Exercise description: Your result will be the set of lines with "date", copied from the material below.

Records provided Block Start

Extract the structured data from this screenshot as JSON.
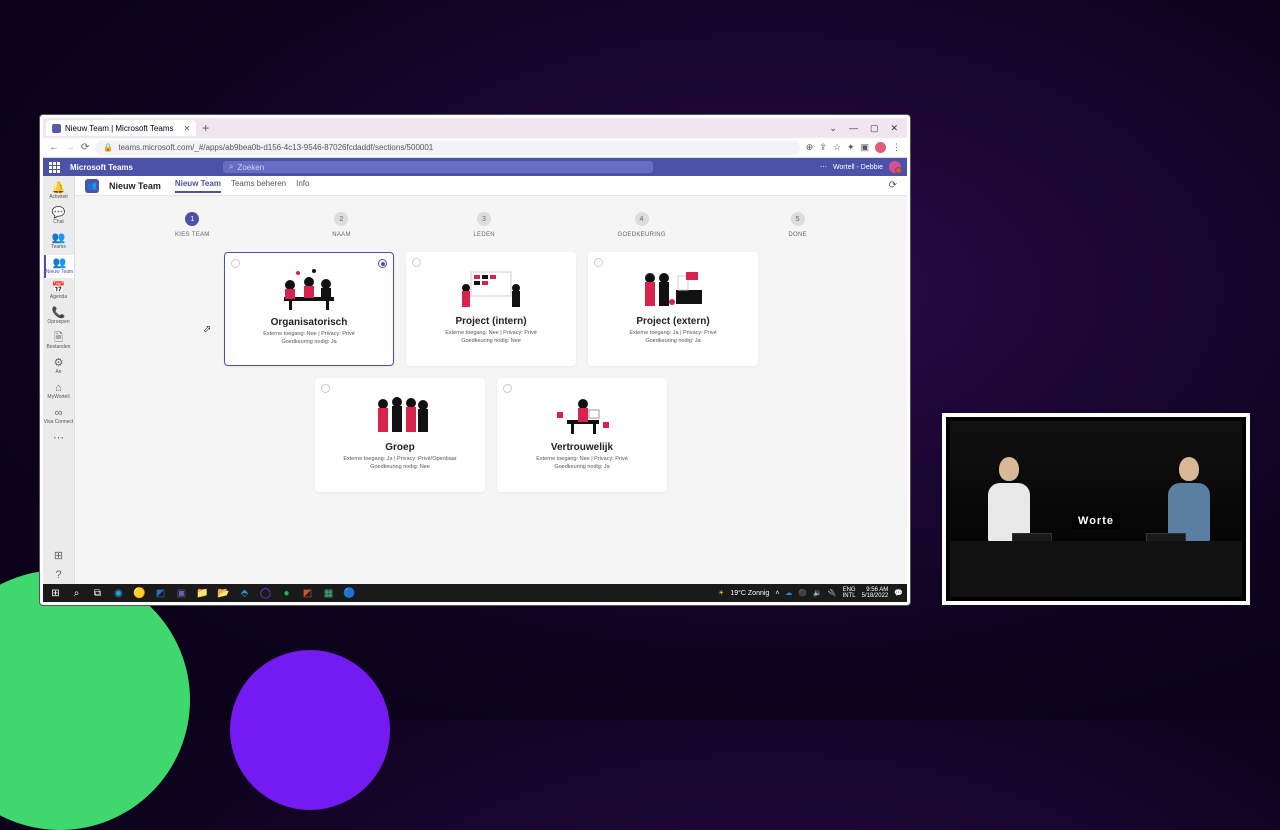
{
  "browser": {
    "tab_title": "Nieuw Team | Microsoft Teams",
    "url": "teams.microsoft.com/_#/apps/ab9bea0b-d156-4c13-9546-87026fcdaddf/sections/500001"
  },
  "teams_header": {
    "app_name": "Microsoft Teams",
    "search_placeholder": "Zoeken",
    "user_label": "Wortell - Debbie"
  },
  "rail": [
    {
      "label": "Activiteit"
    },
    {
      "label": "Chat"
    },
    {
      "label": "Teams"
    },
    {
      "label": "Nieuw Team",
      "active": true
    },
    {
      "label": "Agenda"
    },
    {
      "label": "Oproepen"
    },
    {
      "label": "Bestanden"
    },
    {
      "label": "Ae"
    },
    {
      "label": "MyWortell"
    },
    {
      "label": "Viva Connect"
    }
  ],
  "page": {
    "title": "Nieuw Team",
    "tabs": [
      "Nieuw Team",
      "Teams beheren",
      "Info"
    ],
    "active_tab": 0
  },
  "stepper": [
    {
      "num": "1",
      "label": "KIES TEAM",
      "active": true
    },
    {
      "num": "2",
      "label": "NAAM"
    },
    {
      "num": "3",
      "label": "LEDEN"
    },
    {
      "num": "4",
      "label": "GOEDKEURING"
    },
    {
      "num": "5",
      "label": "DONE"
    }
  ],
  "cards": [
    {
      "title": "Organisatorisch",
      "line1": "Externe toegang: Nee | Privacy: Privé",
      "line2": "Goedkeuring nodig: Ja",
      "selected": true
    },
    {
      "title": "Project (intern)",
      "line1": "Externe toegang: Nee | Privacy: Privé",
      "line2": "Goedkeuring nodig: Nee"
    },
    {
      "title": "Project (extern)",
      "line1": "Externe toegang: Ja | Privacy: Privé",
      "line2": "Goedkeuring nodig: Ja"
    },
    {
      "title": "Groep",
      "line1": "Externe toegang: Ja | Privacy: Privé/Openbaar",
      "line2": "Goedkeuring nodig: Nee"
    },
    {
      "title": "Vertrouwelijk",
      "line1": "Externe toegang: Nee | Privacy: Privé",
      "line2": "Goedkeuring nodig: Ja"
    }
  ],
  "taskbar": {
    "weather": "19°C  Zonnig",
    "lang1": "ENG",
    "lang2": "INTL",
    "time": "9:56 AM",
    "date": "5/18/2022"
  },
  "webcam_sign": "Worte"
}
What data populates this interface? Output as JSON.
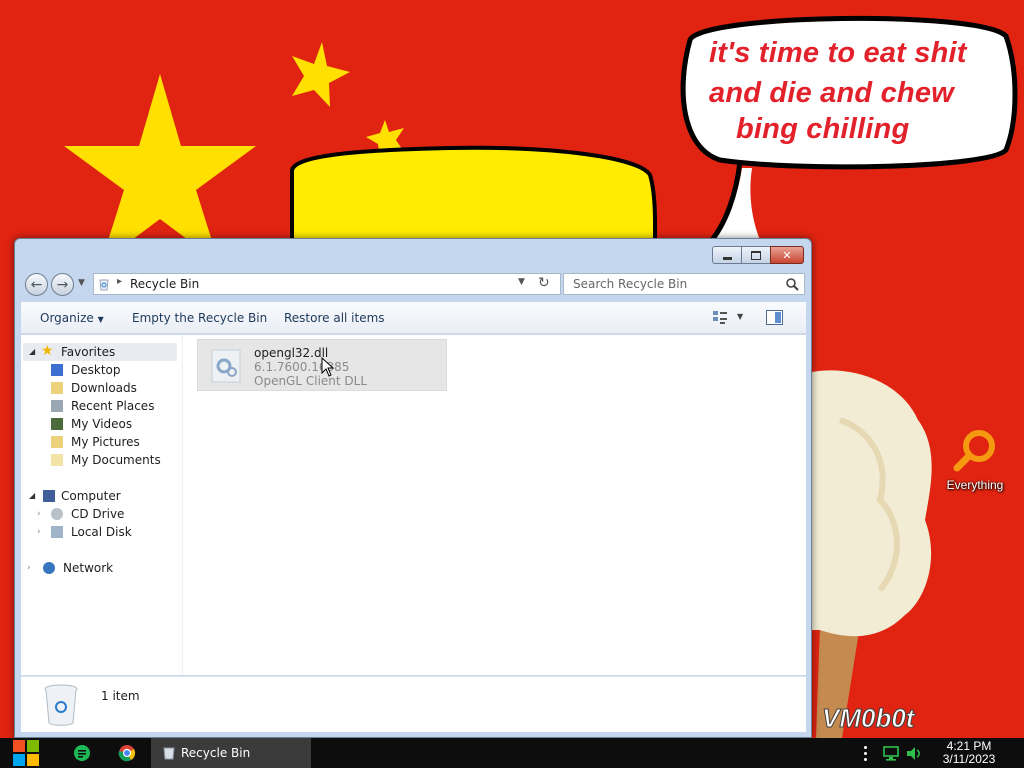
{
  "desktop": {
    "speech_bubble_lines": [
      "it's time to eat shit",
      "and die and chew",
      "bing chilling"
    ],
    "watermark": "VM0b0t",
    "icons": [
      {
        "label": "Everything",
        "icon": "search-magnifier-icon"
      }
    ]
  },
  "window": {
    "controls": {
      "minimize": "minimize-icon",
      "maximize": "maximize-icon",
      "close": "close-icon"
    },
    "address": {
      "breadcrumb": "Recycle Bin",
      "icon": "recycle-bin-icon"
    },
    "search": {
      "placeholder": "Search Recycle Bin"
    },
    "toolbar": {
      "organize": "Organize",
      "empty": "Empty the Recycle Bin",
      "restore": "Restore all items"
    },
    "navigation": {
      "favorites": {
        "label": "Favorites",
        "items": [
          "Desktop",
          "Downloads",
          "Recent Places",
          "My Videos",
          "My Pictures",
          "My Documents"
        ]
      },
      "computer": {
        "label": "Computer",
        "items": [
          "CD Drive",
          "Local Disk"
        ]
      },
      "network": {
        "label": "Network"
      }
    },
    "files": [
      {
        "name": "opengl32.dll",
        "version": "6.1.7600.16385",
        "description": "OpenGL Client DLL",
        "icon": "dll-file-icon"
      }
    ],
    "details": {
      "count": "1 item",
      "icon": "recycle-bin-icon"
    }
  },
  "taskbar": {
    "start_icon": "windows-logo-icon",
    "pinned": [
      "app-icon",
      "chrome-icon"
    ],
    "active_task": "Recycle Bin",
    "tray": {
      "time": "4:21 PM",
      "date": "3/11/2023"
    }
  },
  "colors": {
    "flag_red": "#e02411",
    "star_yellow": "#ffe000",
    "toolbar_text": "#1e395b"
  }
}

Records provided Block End
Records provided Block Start

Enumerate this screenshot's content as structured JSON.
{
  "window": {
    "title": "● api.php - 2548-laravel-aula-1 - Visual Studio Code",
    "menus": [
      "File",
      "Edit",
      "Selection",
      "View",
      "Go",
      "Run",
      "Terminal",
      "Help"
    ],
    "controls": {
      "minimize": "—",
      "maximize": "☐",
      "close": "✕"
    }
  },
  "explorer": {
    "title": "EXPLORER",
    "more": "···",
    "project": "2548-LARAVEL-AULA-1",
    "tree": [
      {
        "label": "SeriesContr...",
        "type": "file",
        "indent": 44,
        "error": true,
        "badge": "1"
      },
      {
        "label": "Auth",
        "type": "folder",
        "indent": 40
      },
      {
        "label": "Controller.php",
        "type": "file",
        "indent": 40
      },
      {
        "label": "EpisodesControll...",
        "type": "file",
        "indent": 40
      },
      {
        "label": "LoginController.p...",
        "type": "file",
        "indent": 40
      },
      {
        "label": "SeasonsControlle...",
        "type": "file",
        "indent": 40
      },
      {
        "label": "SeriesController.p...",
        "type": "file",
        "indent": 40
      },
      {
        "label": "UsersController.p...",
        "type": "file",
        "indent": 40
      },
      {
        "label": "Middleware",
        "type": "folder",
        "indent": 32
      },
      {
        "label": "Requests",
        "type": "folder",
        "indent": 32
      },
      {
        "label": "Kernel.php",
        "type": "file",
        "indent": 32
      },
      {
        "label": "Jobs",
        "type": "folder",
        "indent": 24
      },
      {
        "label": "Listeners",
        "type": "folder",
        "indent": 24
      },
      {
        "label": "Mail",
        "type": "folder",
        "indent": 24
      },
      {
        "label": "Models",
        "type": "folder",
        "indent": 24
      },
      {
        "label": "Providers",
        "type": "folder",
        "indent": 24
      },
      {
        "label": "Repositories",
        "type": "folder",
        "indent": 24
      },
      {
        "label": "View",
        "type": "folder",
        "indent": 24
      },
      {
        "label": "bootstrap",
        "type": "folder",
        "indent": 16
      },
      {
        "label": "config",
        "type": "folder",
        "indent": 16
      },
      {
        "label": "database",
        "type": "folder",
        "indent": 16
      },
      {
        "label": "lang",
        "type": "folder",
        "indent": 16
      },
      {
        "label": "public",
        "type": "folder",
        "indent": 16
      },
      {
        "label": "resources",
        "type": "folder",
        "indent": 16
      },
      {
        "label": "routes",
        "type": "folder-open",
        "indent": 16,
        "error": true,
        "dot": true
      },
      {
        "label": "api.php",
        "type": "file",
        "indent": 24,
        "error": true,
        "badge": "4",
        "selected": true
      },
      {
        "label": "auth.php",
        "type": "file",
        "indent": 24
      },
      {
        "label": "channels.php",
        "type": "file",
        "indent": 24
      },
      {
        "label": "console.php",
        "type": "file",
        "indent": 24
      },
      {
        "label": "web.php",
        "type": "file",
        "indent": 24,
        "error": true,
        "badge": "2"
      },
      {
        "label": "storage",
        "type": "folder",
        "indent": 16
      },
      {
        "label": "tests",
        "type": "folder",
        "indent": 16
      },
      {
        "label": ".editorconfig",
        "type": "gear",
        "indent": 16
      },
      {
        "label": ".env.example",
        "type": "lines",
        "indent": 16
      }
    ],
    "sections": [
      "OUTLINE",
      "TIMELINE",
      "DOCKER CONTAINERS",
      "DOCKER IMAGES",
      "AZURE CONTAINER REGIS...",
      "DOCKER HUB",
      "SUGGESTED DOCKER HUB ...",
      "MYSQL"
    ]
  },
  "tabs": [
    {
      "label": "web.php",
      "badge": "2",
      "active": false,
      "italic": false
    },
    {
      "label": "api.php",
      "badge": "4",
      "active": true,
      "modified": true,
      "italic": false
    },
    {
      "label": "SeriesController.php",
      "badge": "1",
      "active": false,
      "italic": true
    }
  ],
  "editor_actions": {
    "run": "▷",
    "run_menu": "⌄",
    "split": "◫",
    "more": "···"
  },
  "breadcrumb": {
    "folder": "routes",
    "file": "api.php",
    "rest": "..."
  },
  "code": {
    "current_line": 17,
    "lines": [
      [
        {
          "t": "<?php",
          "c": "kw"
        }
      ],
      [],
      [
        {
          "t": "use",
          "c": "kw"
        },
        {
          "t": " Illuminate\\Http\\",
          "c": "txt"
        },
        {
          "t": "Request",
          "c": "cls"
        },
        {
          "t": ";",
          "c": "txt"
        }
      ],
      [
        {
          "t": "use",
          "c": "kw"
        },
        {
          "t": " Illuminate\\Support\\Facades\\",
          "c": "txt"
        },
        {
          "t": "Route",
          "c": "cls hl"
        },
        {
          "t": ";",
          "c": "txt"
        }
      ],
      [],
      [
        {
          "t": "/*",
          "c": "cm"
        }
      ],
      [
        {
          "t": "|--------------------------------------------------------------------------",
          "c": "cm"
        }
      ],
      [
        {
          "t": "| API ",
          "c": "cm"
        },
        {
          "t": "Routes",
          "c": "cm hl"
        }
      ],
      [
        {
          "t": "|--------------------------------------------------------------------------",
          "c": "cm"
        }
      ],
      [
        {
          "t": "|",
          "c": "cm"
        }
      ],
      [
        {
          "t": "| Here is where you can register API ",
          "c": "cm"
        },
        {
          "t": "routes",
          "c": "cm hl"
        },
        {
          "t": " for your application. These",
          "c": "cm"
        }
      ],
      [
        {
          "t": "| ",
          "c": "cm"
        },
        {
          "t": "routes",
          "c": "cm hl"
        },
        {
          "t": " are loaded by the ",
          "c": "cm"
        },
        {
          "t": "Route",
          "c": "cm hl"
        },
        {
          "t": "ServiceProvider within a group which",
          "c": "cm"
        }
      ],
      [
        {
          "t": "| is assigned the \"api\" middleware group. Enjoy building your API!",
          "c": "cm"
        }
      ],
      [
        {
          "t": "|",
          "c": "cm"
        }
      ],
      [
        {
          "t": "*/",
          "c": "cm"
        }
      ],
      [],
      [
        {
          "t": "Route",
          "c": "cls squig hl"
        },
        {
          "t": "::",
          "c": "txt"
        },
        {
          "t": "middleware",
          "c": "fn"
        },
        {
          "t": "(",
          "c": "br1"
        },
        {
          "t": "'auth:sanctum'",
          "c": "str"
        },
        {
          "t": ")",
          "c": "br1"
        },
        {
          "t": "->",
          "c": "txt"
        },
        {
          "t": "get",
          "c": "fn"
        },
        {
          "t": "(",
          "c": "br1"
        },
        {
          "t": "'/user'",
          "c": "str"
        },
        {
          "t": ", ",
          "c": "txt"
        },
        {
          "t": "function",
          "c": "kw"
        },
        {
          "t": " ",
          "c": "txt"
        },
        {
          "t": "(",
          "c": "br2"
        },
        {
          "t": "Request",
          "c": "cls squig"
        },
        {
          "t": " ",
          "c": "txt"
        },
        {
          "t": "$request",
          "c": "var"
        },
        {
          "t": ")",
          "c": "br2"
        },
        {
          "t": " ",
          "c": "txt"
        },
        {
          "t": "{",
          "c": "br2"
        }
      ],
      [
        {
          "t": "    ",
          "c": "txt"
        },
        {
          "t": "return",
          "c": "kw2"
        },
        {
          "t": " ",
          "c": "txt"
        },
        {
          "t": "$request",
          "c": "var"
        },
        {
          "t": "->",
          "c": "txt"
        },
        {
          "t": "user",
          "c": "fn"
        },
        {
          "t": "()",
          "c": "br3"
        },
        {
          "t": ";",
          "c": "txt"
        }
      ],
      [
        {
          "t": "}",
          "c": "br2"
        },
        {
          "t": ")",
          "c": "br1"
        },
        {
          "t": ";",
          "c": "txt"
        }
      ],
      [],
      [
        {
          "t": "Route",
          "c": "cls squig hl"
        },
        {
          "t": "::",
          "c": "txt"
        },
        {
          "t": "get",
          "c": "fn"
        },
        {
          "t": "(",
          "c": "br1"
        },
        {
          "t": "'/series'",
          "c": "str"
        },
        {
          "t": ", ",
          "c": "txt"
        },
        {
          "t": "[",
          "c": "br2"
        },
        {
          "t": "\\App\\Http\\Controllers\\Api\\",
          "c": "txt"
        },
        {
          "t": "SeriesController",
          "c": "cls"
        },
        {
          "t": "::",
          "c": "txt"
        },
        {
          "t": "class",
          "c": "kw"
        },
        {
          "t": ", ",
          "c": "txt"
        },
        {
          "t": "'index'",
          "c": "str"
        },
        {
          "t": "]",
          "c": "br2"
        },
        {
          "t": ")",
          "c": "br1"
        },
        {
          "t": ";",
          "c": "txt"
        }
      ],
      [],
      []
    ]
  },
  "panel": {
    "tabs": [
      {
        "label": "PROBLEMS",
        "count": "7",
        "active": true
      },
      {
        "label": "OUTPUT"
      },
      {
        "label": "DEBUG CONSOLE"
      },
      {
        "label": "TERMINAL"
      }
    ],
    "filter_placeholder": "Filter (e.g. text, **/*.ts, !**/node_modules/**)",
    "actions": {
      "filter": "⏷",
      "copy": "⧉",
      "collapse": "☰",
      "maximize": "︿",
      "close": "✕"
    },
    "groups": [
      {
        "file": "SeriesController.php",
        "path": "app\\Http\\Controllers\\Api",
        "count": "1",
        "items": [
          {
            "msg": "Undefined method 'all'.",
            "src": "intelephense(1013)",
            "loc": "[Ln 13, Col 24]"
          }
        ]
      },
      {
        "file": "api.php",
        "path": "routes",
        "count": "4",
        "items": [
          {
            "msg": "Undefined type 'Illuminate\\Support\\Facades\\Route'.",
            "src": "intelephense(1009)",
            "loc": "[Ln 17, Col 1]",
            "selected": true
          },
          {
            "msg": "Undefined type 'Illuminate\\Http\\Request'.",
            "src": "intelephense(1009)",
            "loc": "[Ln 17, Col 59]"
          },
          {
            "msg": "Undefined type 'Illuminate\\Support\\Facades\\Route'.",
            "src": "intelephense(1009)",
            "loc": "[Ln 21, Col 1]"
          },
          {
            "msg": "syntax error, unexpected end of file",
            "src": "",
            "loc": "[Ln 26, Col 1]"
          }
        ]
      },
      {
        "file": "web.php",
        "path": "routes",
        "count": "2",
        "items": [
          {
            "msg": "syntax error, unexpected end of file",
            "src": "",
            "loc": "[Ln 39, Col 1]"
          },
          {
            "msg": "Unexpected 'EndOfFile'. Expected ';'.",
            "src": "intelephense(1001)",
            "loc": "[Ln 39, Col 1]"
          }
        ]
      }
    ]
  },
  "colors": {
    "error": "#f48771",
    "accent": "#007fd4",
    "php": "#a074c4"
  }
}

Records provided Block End
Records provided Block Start

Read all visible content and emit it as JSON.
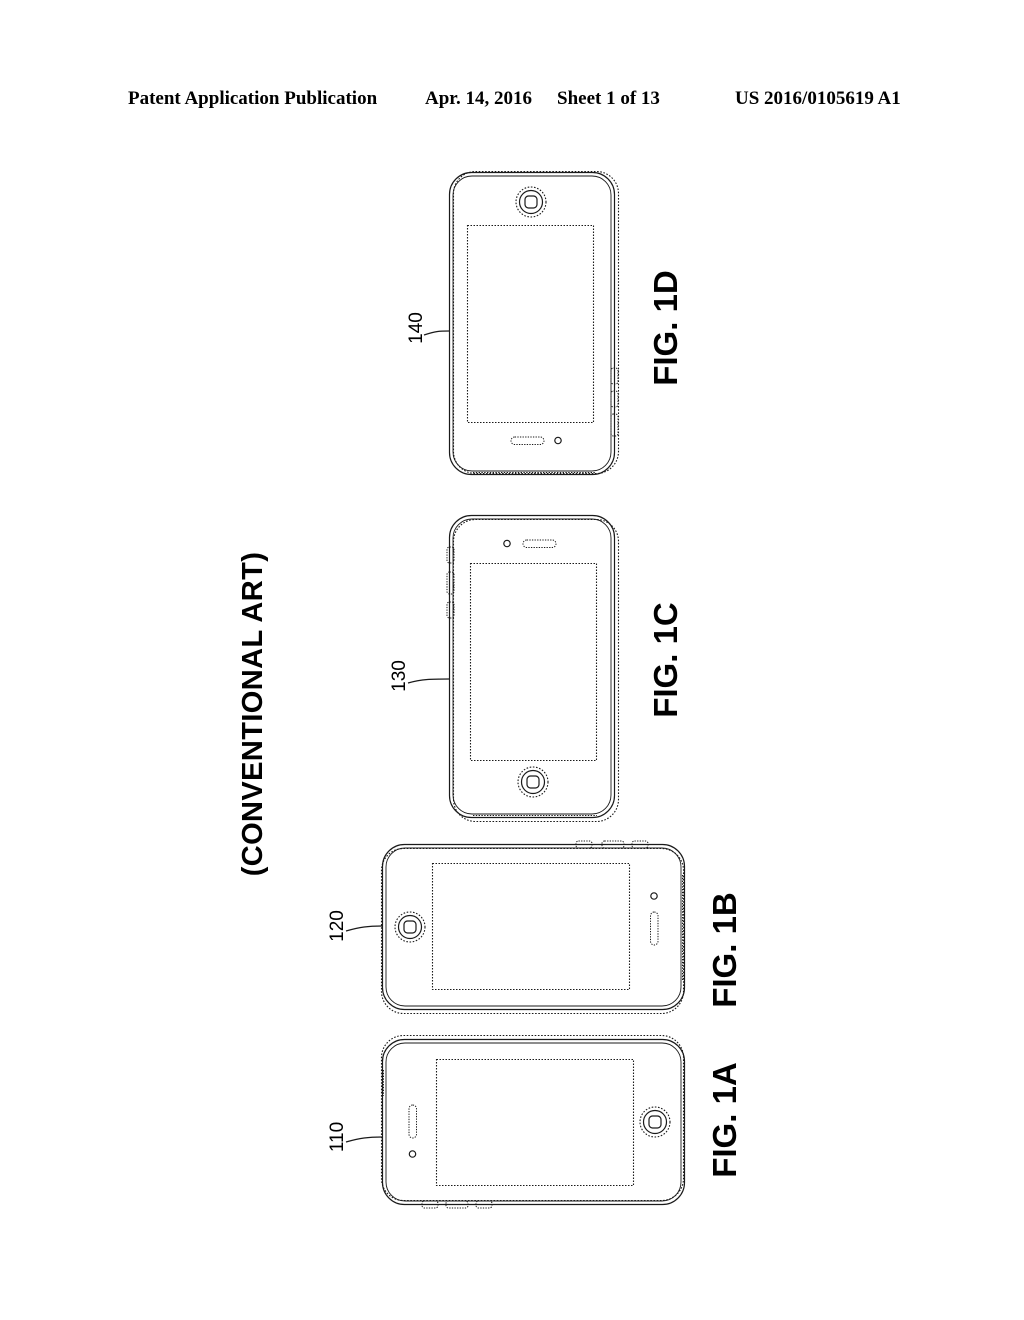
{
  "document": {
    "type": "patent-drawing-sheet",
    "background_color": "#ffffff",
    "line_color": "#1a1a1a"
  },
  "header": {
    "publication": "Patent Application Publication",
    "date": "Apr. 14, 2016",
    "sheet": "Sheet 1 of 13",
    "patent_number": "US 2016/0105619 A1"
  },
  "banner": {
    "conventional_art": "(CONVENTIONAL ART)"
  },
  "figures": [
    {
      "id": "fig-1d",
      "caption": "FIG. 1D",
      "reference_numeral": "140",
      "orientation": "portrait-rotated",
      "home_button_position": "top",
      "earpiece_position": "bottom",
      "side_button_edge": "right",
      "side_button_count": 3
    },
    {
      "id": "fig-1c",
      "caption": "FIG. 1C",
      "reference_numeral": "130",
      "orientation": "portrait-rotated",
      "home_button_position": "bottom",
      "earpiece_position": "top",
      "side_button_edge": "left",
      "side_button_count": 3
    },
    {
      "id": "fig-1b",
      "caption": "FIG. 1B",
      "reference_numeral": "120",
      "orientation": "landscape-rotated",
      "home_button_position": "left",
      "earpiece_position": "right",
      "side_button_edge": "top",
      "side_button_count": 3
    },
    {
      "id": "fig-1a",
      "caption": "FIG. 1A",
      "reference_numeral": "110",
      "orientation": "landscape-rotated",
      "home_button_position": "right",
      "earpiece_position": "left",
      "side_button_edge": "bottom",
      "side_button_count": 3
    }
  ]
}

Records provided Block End

Written answer:
    "date": "5/18/2022"
      "date": "3/11/2023"
    "date": "Apr. 14, 2016",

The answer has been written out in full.